But Hy-Vee isn't just in the food business anymore. In order to satisfy its growing need for more brick-and-mortar stores, the chain founded Hy-Vee Construction, a general contractor and construction management company, in 1995. To date, it's built roughly six million square feet of retail, warehouse, and food processing space. More recently, Hy-Vee took ownership of Amber Pharmacy, a chain of more than 20 pharmacy locations. Rounding out the grocery giant's ballooning subsidiary portfolio are Midwest Heritage Bank and Florist Distributing, Inc.

Hy-Vee is all about a healthy lifestyle

Most grocery stores just want customers to buy, buy, buy. And, if junk food is on the agenda and a few grocery lists, so be it. But Hy-Vee has gone above and beyond such goals and has begun offering customers programs and services to improve their health. After all, how many grocery outlets employ full-time dietitians? That's right — many Hy-Vee locations actually have qualified nutritionists on staff and on-premises. These professionals provide customers with free or otherwise inexpensive services like health screenings, nutrition counseling, meal planning, and health-focused tours of the grocery store. Hy-Vee hasn't forgotten about the little ones, either. In 2015, the company launched its KidsFit program, which offers at-home and in-school nutritional programming for young folks.

If all this wasn't enough, Hy-Vee is also getting into the fitness center business. The company owns Hy-Vee Fitness, a 24-hour gym that's located right next door to one of its Des Moines, Iowa stores. "Hy-Vee Fitness is another step in our company's commitment to health and wellness," senior vice president of retail health Andy McCann said in a company statement. "A facility like this, coupled with Hy-Vee's growing roster of dietitians and an established emphasis on fresh, wholesome food, creates a comprehensive approach to wellness and represents the core of our business." The chain also operates Hy-Vee Arena, a state-of-the-art sports complex in Kansas City, featuring a fitness center, basketball court, and indoor track.

Hy-Vee has been accused of partisan politics

On more than one occasion, Hy-Vee has been accused of political favoritism. Although the company claims to be bipartisan, Hy-Vee's actions in recent years, including hosting GOP events at Hy-Vee locations, seem to veer in favor of the Republican Party. In 2019, ​​Hy-Vee's Political Action Committee (PAC) wrote a $25,000 check to the Republican Party of Iowa. The PAC claims its choices are based on issues, not political parties, and that it has donated to candidates of both sides of the aisles. But according to, Hy-Vee's contributions to Republicans far outweigh those it's made to Democrats. During the 2020 election cycle, for example, it gave $31,500 to the former and just $7,500 to Democrats.

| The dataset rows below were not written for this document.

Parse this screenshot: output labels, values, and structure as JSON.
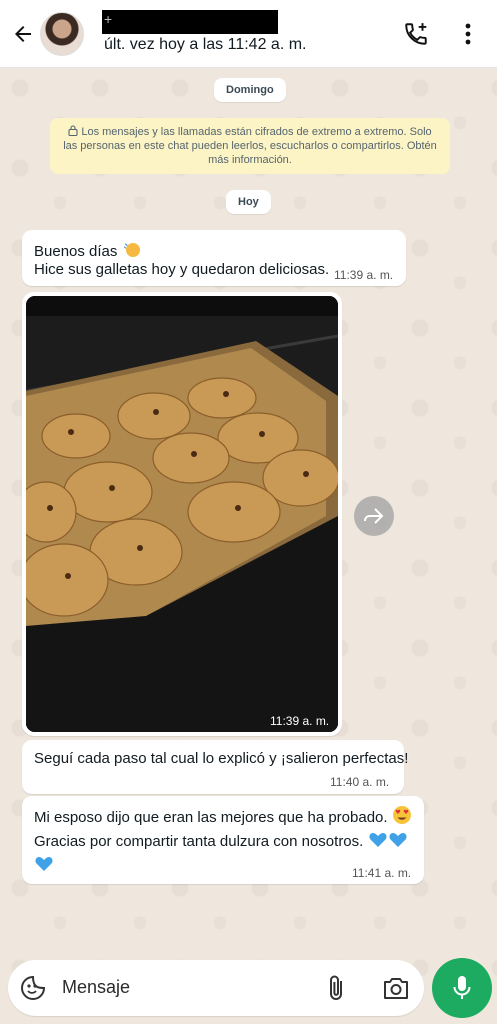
{
  "header": {
    "name_prefix": "+",
    "status": "últ. vez hoy a las 11:42 a. m."
  },
  "chips": {
    "day1": "Domingo",
    "day2": "Hoy"
  },
  "notice": {
    "text": "Los mensajes y las llamadas están cifrados de extremo a extremo. Solo las personas en este chat pueden leerlos, escucharlos o compartirlos. Obtén más información."
  },
  "messages": [
    {
      "line1": "Buenos días",
      "line2": "Hice sus galletas hoy y quedaron deliciosas.",
      "time": "11:39 a. m."
    },
    {
      "type": "image",
      "time": "11:39 a. m."
    },
    {
      "line1": "Seguí cada paso tal cual lo explicó y ¡salieron perfectas!",
      "time": "11:40 a. m."
    },
    {
      "line1": "Mi esposo dijo que eran las mejores que ha probado.",
      "line2": "Gracias por compartir tanta dulzura con nosotros.",
      "time": "11:41 a. m."
    }
  ],
  "input": {
    "placeholder": "Mensaje"
  },
  "colors": {
    "accent": "#1daa61",
    "notice_bg": "#fdf4c5",
    "chat_bg": "#efe7de"
  }
}
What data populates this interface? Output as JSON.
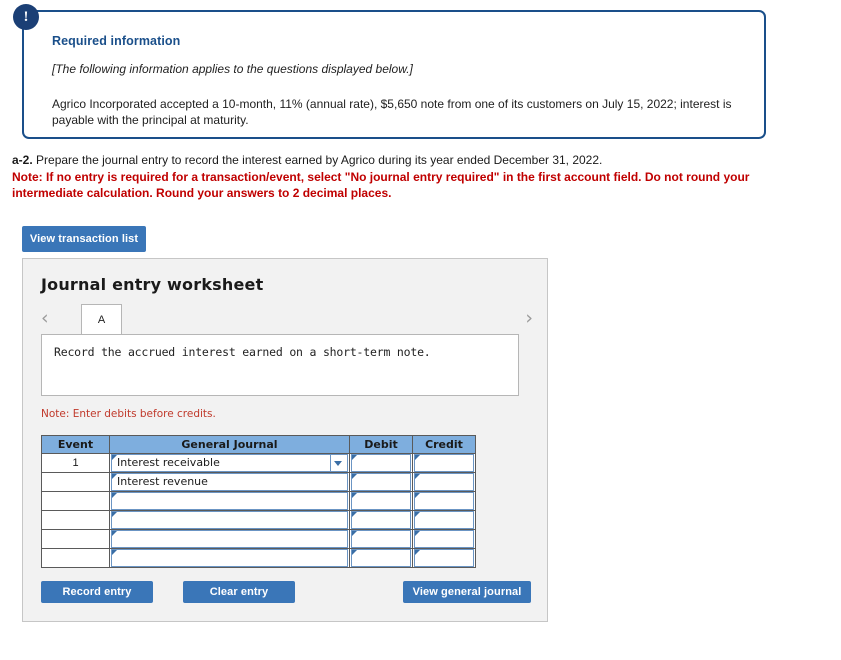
{
  "required_info": {
    "icon": "exclamation-icon",
    "icon_glyph": "!",
    "title": "Required information",
    "subtitle": "[The following information applies to the questions displayed below.]",
    "body": "Agrico Incorporated accepted a 10-month, 11% (annual rate), $5,650 note from one of its customers on July 15, 2022; interest is payable with the principal at maturity.",
    "border_color": "#1a4f8a",
    "title_color": "#1a4f8a"
  },
  "question": {
    "label": "a-2.",
    "text": "Prepare the journal entry to record the interest earned by Agrico during its year ended December 31, 2022.",
    "note": "Note: If no entry is required for a transaction/event, select \"No journal entry required\" in the first account field. Do not round your intermediate calculation. Round your answers to 2 decimal places.",
    "note_color": "#c00000"
  },
  "toolbar": {
    "view_transaction_list_label": "View transaction list",
    "button_color": "#3a76b8"
  },
  "worksheet": {
    "title": "Journal entry worksheet",
    "prev_arrow": "‹",
    "next_arrow": "›",
    "tabs": [
      {
        "label": "A",
        "active": true
      }
    ],
    "description": "Record the accrued interest earned on a short-term note.",
    "debits_note": "Note: Enter debits before credits.",
    "table": {
      "headers": [
        "Event",
        "General Journal",
        "Debit",
        "Credit"
      ],
      "header_color": "#7eaede",
      "rows": [
        {
          "event": "1",
          "account": "Interest receivable",
          "has_dropdown": true,
          "debit": "",
          "credit": ""
        },
        {
          "event": "",
          "account": "Interest revenue",
          "has_dropdown": false,
          "debit": "",
          "credit": ""
        },
        {
          "event": "",
          "account": "",
          "has_dropdown": false,
          "debit": "",
          "credit": ""
        },
        {
          "event": "",
          "account": "",
          "has_dropdown": false,
          "debit": "",
          "credit": ""
        },
        {
          "event": "",
          "account": "",
          "has_dropdown": false,
          "debit": "",
          "credit": ""
        },
        {
          "event": "",
          "account": "",
          "has_dropdown": false,
          "debit": "",
          "credit": ""
        }
      ]
    },
    "buttons": {
      "record_entry": "Record entry",
      "clear_entry": "Clear entry",
      "view_general_journal": "View general journal"
    }
  }
}
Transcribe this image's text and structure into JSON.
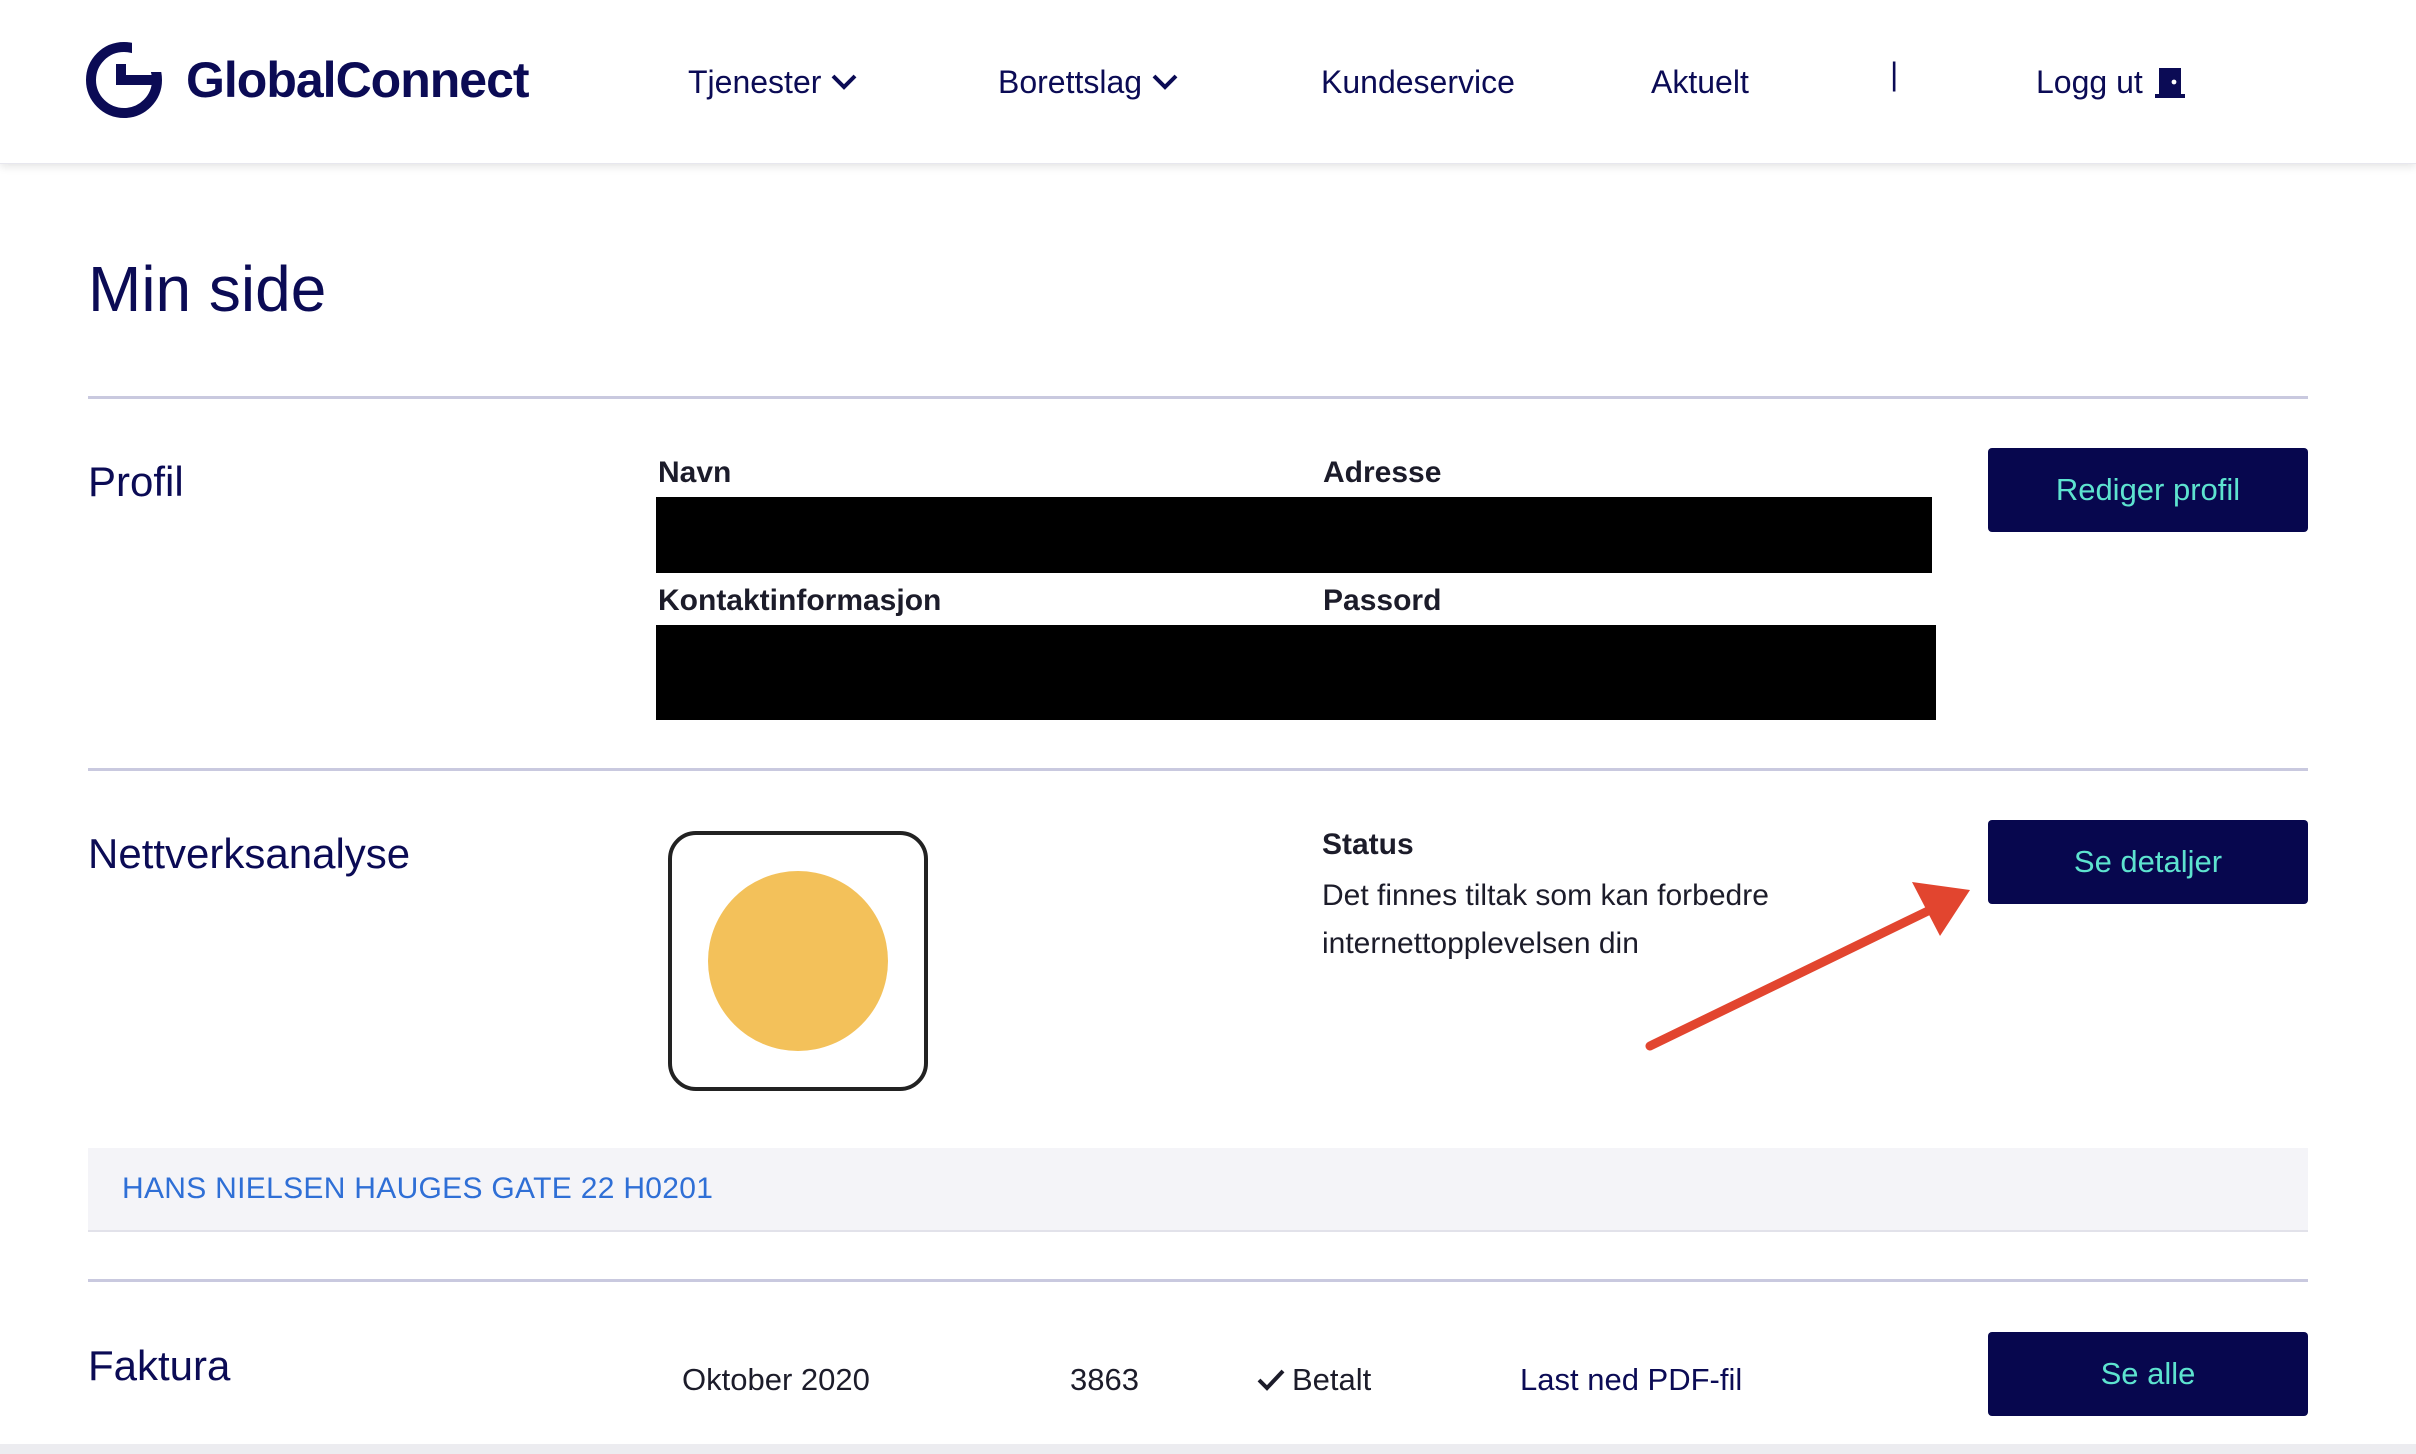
{
  "header": {
    "brand": "GlobalConnect",
    "nav": [
      {
        "label": "Tjenester",
        "has_dropdown": true
      },
      {
        "label": "Borettslag",
        "has_dropdown": true
      },
      {
        "label": "Kundeservice",
        "has_dropdown": false
      },
      {
        "label": "Aktuelt",
        "has_dropdown": false
      }
    ],
    "separator": "|",
    "logout_label": "Logg ut",
    "logout_icon": "door-exit-icon"
  },
  "page": {
    "title": "Min side"
  },
  "profile": {
    "section_title": "Profil",
    "labels": {
      "name": "Navn",
      "address": "Adresse",
      "contact": "Kontaktinformasjon",
      "password": "Passord"
    },
    "edit_button": "Rediger profil"
  },
  "network": {
    "section_title": "Nettverksanalyse",
    "status_label": "Status",
    "status_text": "Det finnes tiltak som kan forbedre internettopplevelsen din",
    "status_color": "#f3c15a",
    "details_button": "Se detaljer",
    "address": "HANS NIELSEN HAUGES GATE 22 H0201"
  },
  "invoice": {
    "section_title": "Faktura",
    "period": "Oktober 2020",
    "amount": "3863",
    "status": "Betalt",
    "download_label": "Last ned PDF-fil",
    "see_all_button": "Se alle"
  },
  "colors": {
    "brand_navy": "#0b0b55",
    "button_bg": "#07074e",
    "button_text": "#5de3cf",
    "link_blue": "#2f6fd6",
    "annotation_arrow": "#e2452f"
  }
}
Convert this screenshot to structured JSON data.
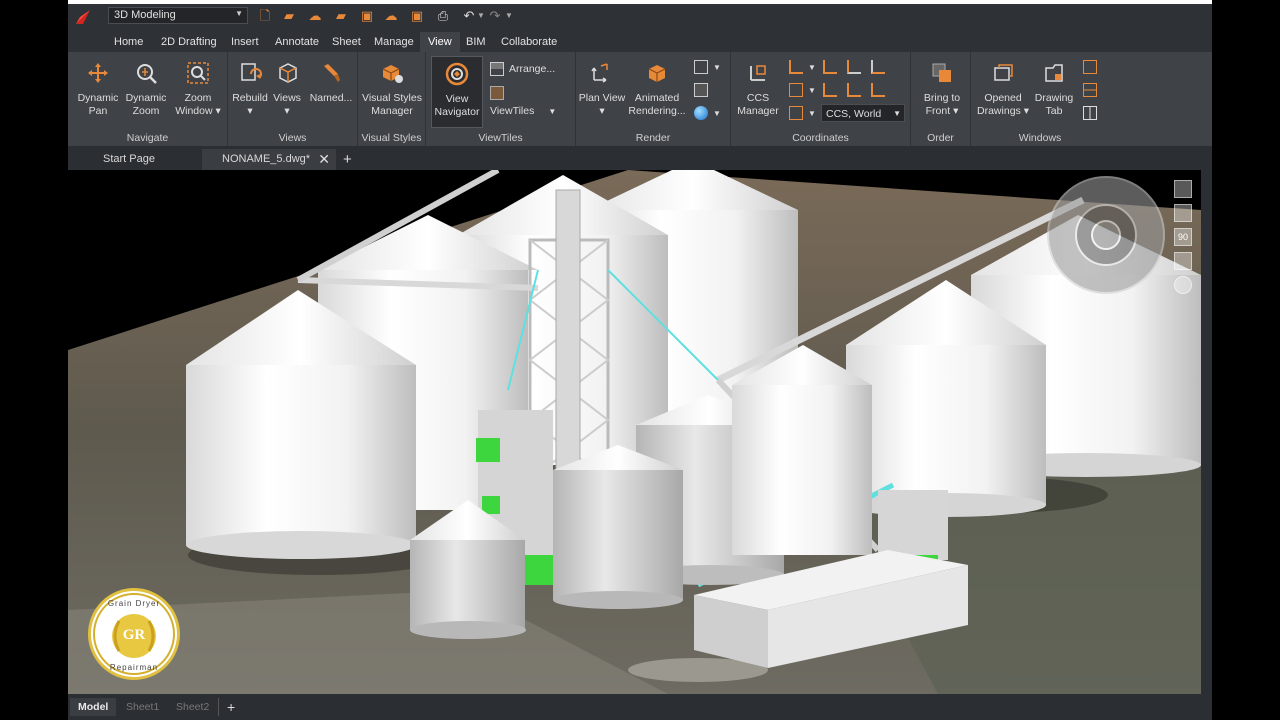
{
  "workspace": "3D Modeling",
  "tabs": [
    {
      "label": "Home"
    },
    {
      "label": "2D Drafting"
    },
    {
      "label": "Insert"
    },
    {
      "label": "Annotate"
    },
    {
      "label": "Sheet"
    },
    {
      "label": "Manage"
    },
    {
      "label": "View"
    },
    {
      "label": "BIM"
    },
    {
      "label": "Collaborate"
    }
  ],
  "active_tab": "View",
  "ribbon": {
    "navigate": {
      "title": "Navigate",
      "dynamic_pan": "Dynamic Pan",
      "dynamic_zoom": "Dynamic Zoom",
      "zoom_window": "Zoom Window"
    },
    "views": {
      "title": "Views",
      "rebuild": "Rebuild",
      "views": "Views",
      "named": "Named..."
    },
    "visual_styles": {
      "title": "Visual Styles",
      "manager": "Visual Styles Manager"
    },
    "viewtiles": {
      "title": "ViewTiles",
      "view_navigator": "View Navigator",
      "arrange": "Arrange...",
      "viewtiles": "ViewTiles"
    },
    "render": {
      "title": "Render",
      "plan_view": "Plan View",
      "animated_rendering": "Animated Rendering..."
    },
    "coordinates": {
      "title": "Coordinates",
      "ccs_manager": "CCS Manager",
      "ccs_world": "CCS, World"
    },
    "order": {
      "title": "Order",
      "bring_to_front": "Bring to Front"
    },
    "windows": {
      "title": "Windows",
      "opened_drawings": "Opened Drawings",
      "drawing_tab": "Drawing Tab"
    }
  },
  "doc_tabs": {
    "start_page": "Start Page",
    "current": "NONAME_5.dwg*"
  },
  "navcube": {
    "angle": "90"
  },
  "watermark": {
    "top": "Grain Dryer",
    "bottom": "Repairman",
    "mono": "GR"
  },
  "bottom_tabs": [
    {
      "label": "Model"
    },
    {
      "label": "Sheet1"
    },
    {
      "label": "Sheet2"
    }
  ],
  "colors": {
    "accent": "#e8893a",
    "background": "#3a3d42",
    "ribbon": "#3f4247"
  }
}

This alleged Republican favoritism came to a head in 2020, when Hy-Vee CEO Randy Edeker sent the company's 85,000 employees a video (via Iowa Capital Dispatch). In it, the executive not so subtly endorsed Donald Trump for a second term. It turns out, while most of the world was trying to escape 2020, Hy-Vee was thriving, bringing in nearly $1 billion more in sales than the year before. Edeker simply didn't want things to change. 

Though he was free to express his opinion, Edeker's video couldn't have been welcomed by all. "I think it could have a chilling effect," political attorney Gary Dickey told the Iowa Capital Dispatch. "I don't know how many employees feel comfortable publicly supporting candidates directly contrary to views expressed by the company's CEOs."